by Alison Jay, illustrated by Alison Jay
CHILDREN'S AND TEEN
Released: March 14, 2017

"A sweet bee idyll. (Picture book. 3-5)"
A little girl befriends a lost bumblebee in this wordless picture book. Read full book review >
ARGYLE FOX by Marie Letourneau
CHILDREN'S AND TEEN
Released: March 14, 2017

"Argyle ably demonstrates that if you build it yourself, you and your friends will have a great time. (Picture book. 3-6)"
Outdoor playtime can be a challenge, but not for a clever and artistic fox. Read full book review >
ONE TRICK PONY by Nathan Hale
CHILDREN'S AND TEEN
Released: March 14, 2017

"Hale blends adventure, aliens, an apocalyptic future, and folklore into an easy-to-read stand-alone. (Graphic science fiction. 8-12)"
In the future, the extraterrestrial Pipers devour electrical devices while threatening human lives and forcing them to regress to pre-electrical technology. Read full book review >
THE FIRE HORSE by Vladimir Mayakovsky
CHILDREN'S AND TEEN
Released: March 14, 2017

"A glimpse into Soviet children's-book illustration; likely of more interest to scholars than to children. (Picture book. 6 & up)"
Hot off the American presses comes this translated collection of three illustrated texts from the 1920s golden age of Soviet children's-book publishing.
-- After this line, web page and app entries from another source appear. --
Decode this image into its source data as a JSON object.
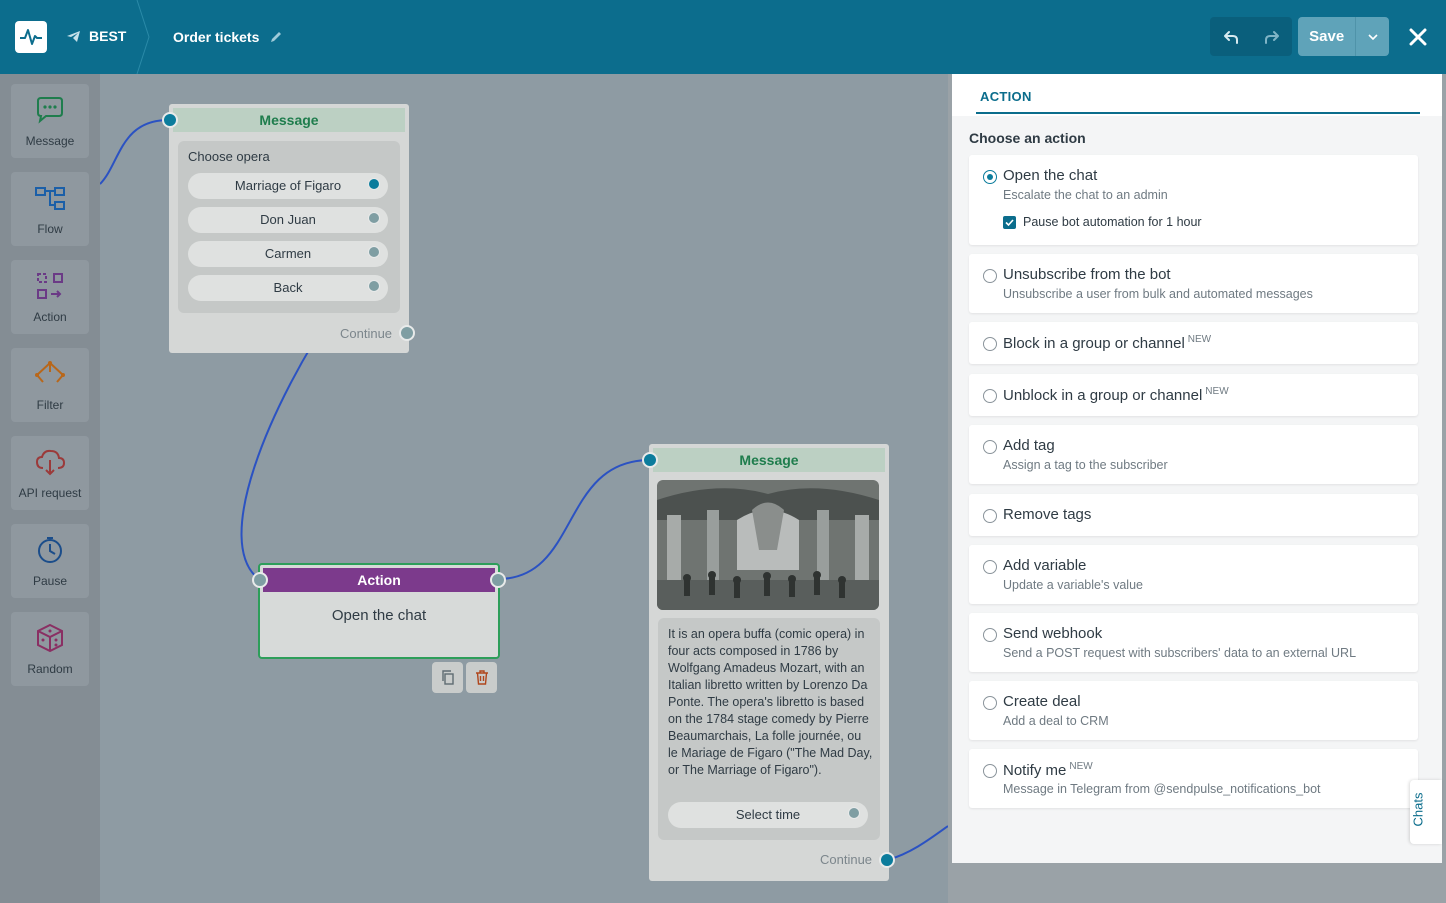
{
  "topbar": {
    "bot_name": "BEST",
    "flow_name": "Order tickets",
    "save_label": "Save"
  },
  "sidebar": {
    "items": [
      {
        "label": "Message",
        "icon": "message-icon"
      },
      {
        "label": "Flow",
        "icon": "flow-icon"
      },
      {
        "label": "Action",
        "icon": "action-icon"
      },
      {
        "label": "Filter",
        "icon": "filter-icon"
      },
      {
        "label": "API request",
        "icon": "api-request-icon"
      },
      {
        "label": "Pause",
        "icon": "pause-icon"
      },
      {
        "label": "Random",
        "icon": "random-icon"
      }
    ]
  },
  "canvas": {
    "message1": {
      "header": "Message",
      "question": "Choose opera",
      "buttons": [
        "Marriage of Figaro",
        "Don Juan",
        "Carmen",
        "Back"
      ],
      "continue": "Continue"
    },
    "action_node": {
      "header": "Action",
      "body": "Open the chat"
    },
    "message2": {
      "header": "Message",
      "text": "It is an opera buffa (comic opera) in four acts composed in 1786 by Wolfgang Amadeus Mozart, with an Italian libretto written by Lorenzo Da Ponte. The opera's libretto is based on the 1784 stage comedy by Pierre Beaumarchais, La folle journée, ou le Mariage de Figaro (\"The Mad Day, or The Marriage of Figaro\").",
      "button": "Select time",
      "continue": "Continue"
    }
  },
  "panel": {
    "tab": "ACTION",
    "title": "Choose an action",
    "options": [
      {
        "title": "Open the chat",
        "desc": "Escalate the chat to an admin",
        "selected": true
      },
      {
        "title": "Unsubscribe from the bot",
        "desc": "Unsubscribe a user from bulk and automated messages"
      },
      {
        "title": "Block in a group or channel",
        "badge": "NEW"
      },
      {
        "title": "Unblock in a group or channel",
        "badge": "NEW"
      },
      {
        "title": "Add tag",
        "desc": "Assign a tag to the subscriber"
      },
      {
        "title": "Remove tags"
      },
      {
        "title": "Add variable",
        "desc": "Update a variable's value"
      },
      {
        "title": "Send webhook",
        "desc": "Send a POST request with subscribers' data to an external URL"
      },
      {
        "title": "Create deal",
        "desc": "Add a deal to CRM"
      },
      {
        "title": "Notify me",
        "badge": "NEW",
        "desc": "Message in Telegram from @sendpulse_notifications_bot"
      }
    ],
    "pause_checkbox": {
      "label": "Pause bot automation for 1 hour",
      "checked": true
    }
  },
  "chats_tab": "Chats",
  "colors": {
    "topbar": "#0c6d8d",
    "accent": "#0b7c9c",
    "action_header": "#7c3a8c",
    "message_header": "#1f7d4d",
    "selected_border": "#2d9e5a"
  }
}
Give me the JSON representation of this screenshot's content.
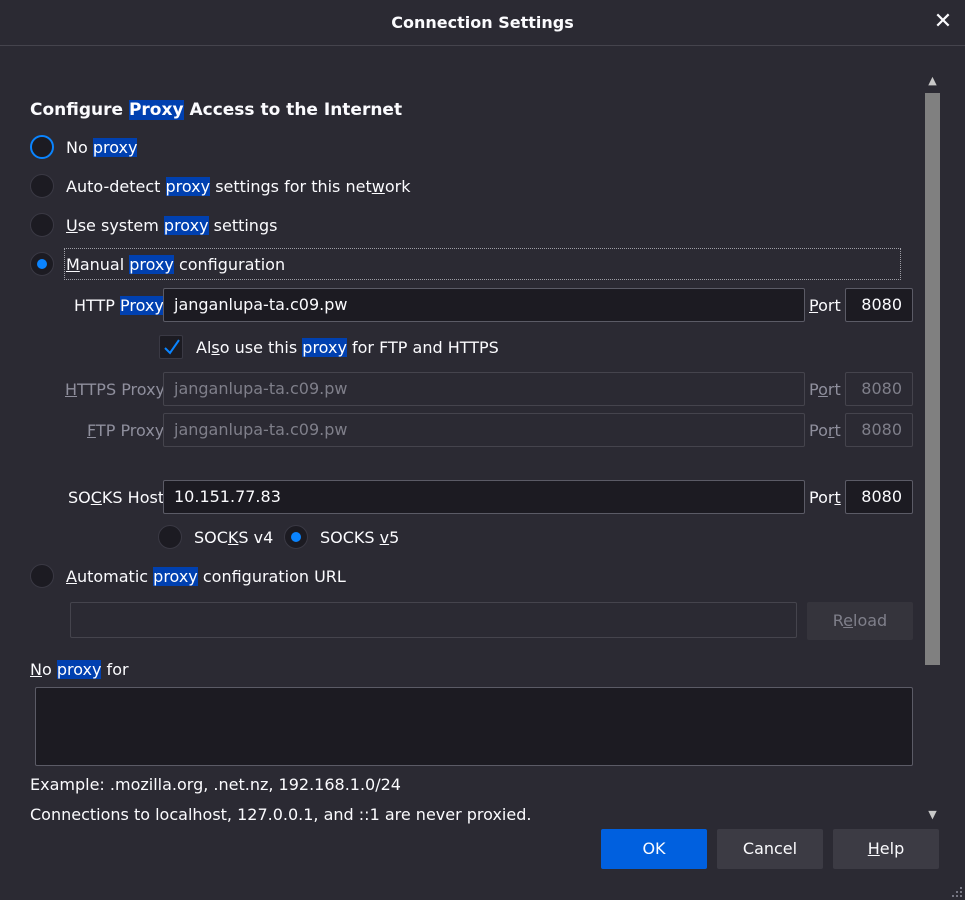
{
  "window": {
    "title": "Connection Settings",
    "close_glyph": "✕"
  },
  "heading": {
    "pre": "Configure ",
    "hl": "Proxy",
    "post": " Access to the Internet"
  },
  "options": {
    "no_proxy": {
      "pre": "No ",
      "hl": "proxy",
      "post": ""
    },
    "auto_detect": {
      "pre": "Auto-detect ",
      "hl": "proxy",
      "post1": " settings for this net",
      "ul": "w",
      "post2": "ork"
    },
    "system": {
      "ul": "U",
      "pre": "se system ",
      "hl": "proxy",
      "post": " settings"
    },
    "manual": {
      "ul": "M",
      "pre": "anual ",
      "hl": "proxy",
      "post": " configuration"
    },
    "auto_url": {
      "ul": "A",
      "pre": "utomatic ",
      "hl": "proxy",
      "post": " configuration URL"
    }
  },
  "http": {
    "label_pre": "HTTP ",
    "label_hl": "Proxy",
    "value": "janganlupa-ta.c09.pw",
    "port_ul": "P",
    "port_rest": "ort",
    "port": "8080"
  },
  "also_use": {
    "pre1": "Al",
    "ul": "s",
    "pre2": "o use this ",
    "hl": "proxy",
    "post": " for FTP and HTTPS",
    "checked": true
  },
  "https": {
    "label_ul": "H",
    "label_rest": "TTPS ",
    "label_hl": "Proxy",
    "value": "janganlupa-ta.c09.pw",
    "port_pre": "P",
    "port_ul": "o",
    "port_rest": "rt",
    "port": "8080"
  },
  "ftp": {
    "label_ul": "F",
    "label_rest": "TP ",
    "label_hl": "Proxy",
    "value": "janganlupa-ta.c09.pw",
    "port_pre": "Po",
    "port_ul": "r",
    "port_rest": "t",
    "port": "8080"
  },
  "socks": {
    "label_pre": "SO",
    "label_ul": "C",
    "label_rest": "KS Host",
    "value": "10.151.77.83",
    "port_pre": "Por",
    "port_ul": "t",
    "port_rest": "",
    "port": "8080",
    "v4": {
      "pre": "SOC",
      "ul": "K",
      "post": "S v4"
    },
    "v5": {
      "pre": "SOCKS ",
      "ul": "v",
      "post": "5"
    }
  },
  "auto_url_input": {
    "value": ""
  },
  "reload": {
    "pre": "R",
    "ul": "e",
    "post": "load"
  },
  "no_proxy_for": {
    "ul": "N",
    "pre": "o ",
    "hl": "proxy",
    "post": " for"
  },
  "example": "Example: .mozilla.org, .net.nz, 192.168.1.0/24",
  "localhost_note": "Connections to localhost, 127.0.0.1, and ::1 are never proxied.",
  "buttons": {
    "ok": "OK",
    "cancel": "Cancel",
    "help_ul": "H",
    "help_rest": "elp"
  },
  "colors": {
    "accent": "#0a84ff",
    "highlight": "#0040b0",
    "primary_button": "#0060df"
  }
}
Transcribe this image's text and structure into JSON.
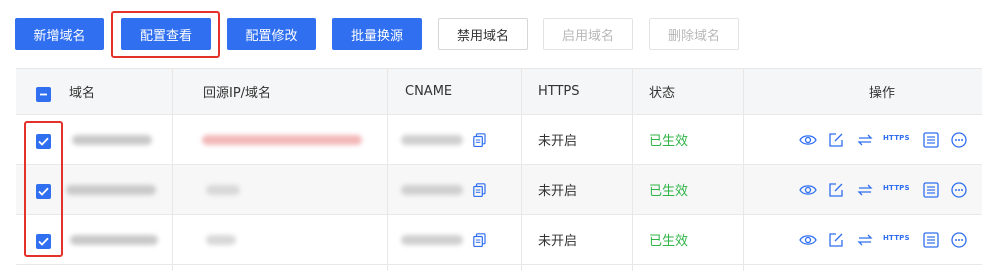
{
  "toolbar": {
    "add_domain": "新增域名",
    "view_config": "配置查看",
    "edit_config": "配置修改",
    "batch_replace": "批量换源",
    "disable_domain": "禁用域名",
    "enable_domain": "启用域名",
    "delete_domain": "删除域名"
  },
  "table": {
    "columns": [
      "域名",
      "回源IP/域名",
      "CNAME",
      "HTTPS",
      "状态",
      "操作"
    ],
    "rows": [
      {
        "https": "未开启",
        "status": "已生效",
        "checked": true
      },
      {
        "https": "未开启",
        "status": "已生效",
        "checked": true
      },
      {
        "https": "未开启",
        "status": "已生效",
        "checked": true
      }
    ]
  },
  "icons": {
    "action_https_label": "HTTPS"
  },
  "colors": {
    "primary": "#2f6ff0",
    "status_active": "#2fb446",
    "highlight": "#e4322b"
  }
}
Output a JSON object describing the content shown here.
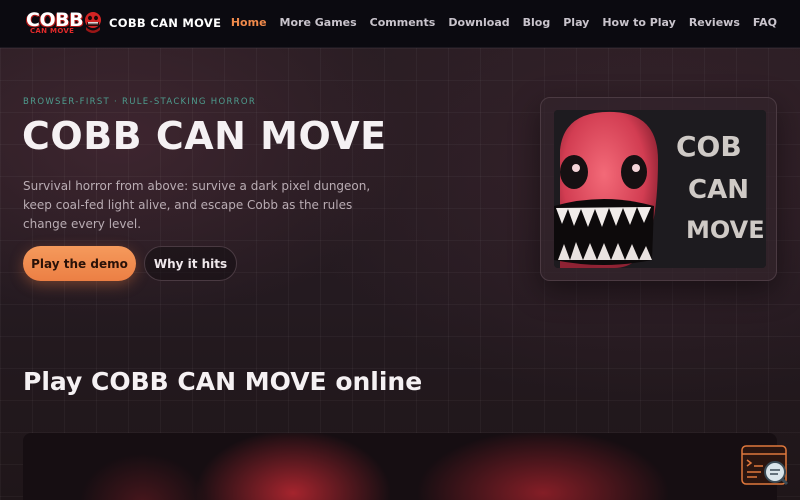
{
  "header": {
    "logo": {
      "line1": "COBB",
      "line2": "CAN MOVE"
    },
    "brand": "COBB CAN MOVE",
    "nav": [
      {
        "label": "Home",
        "active": true
      },
      {
        "label": "More Games"
      },
      {
        "label": "Comments"
      },
      {
        "label": "Download"
      },
      {
        "label": "Blog"
      },
      {
        "label": "Play"
      },
      {
        "label": "How to Play"
      },
      {
        "label": "Reviews"
      },
      {
        "label": "FAQ"
      }
    ]
  },
  "hero": {
    "eyebrow": "BROWSER-FIRST · RULE-STACKING HORROR",
    "title": "COBB CAN MOVE",
    "description": "Survival horror from above: survive a dark pixel dungeon, keep coal-fed light alive, and escape Cobb as the rules change every level.",
    "primary_button": "Play the demo",
    "secondary_button": "Why it hits",
    "art_text": [
      "COB",
      "CAN",
      "MOVE"
    ]
  },
  "play_section": {
    "title": "Play COBB CAN MOVE online"
  },
  "colors": {
    "accent": "#f08a4b",
    "eyebrow": "#4e9c8e",
    "header_bg": "#0b0a10",
    "page_bg": "#24191f"
  },
  "icons": {
    "mascot": "red-creature-icon",
    "floating": "chat-search-icon"
  }
}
Read full book review >
TRIANGLE by Mac Barnett
by Mac Barnett, illustrated by Jon Klassen
CHILDREN'S AND TEEN
Released: March 14, 2017

"Children will be intrigued by the fairy-tale quality of this narrative and may enjoy debating the motivations of its peculiar characters. (Picture book. 2-4)"
The pairing of Barnett's deceptively simple, tongue-in-cheek text with Klassen's iconic splattered and stenciled watercolor and digital illustrations in earth tones makes for a unique approach to exploring shapes. Read full book review >
Kirkus Interview
Brad Parks
author of SAY NOTHING
March 7, 2017

In Brad Parks’ new thriller Say Nothing, judge Scott Sampson doesn’t brag about having a perfect life, but the evidence is clear: a prestigious job. A beloved family. On an ordinary Wednesday afternoon, he is about to pick up his six-year-old twins to go swimming when his wife, Alison, texts him that she’ll get the kids from school instead. It’s not until she gets home later that Scott realizes she doesn’t have the children. And she never sent the text. Then the phone rings, and every parent’s most chilling nightmare begins. A man has stolen Sam and Emma. For Scott and Alison, the kidnapper’s call is only the beginning of a twisting, gut-churning ordeal of blackmail, deceit, and terror; a high-profile trial like none the judge or his wife has ever experienced. Their marriage falters. Suspicions and long-buried jealousies rise to the surface. Fractures appear. Lies are told. “The nerve-shredding never lets up for a minute as Parks picks you up by the scruff of the neck, shakes you vigorously, and repeats over and over again till a climax so harrowing that you’ll be shaking with gratitude that it’s finally over,” our critic writes in a starred review. View video >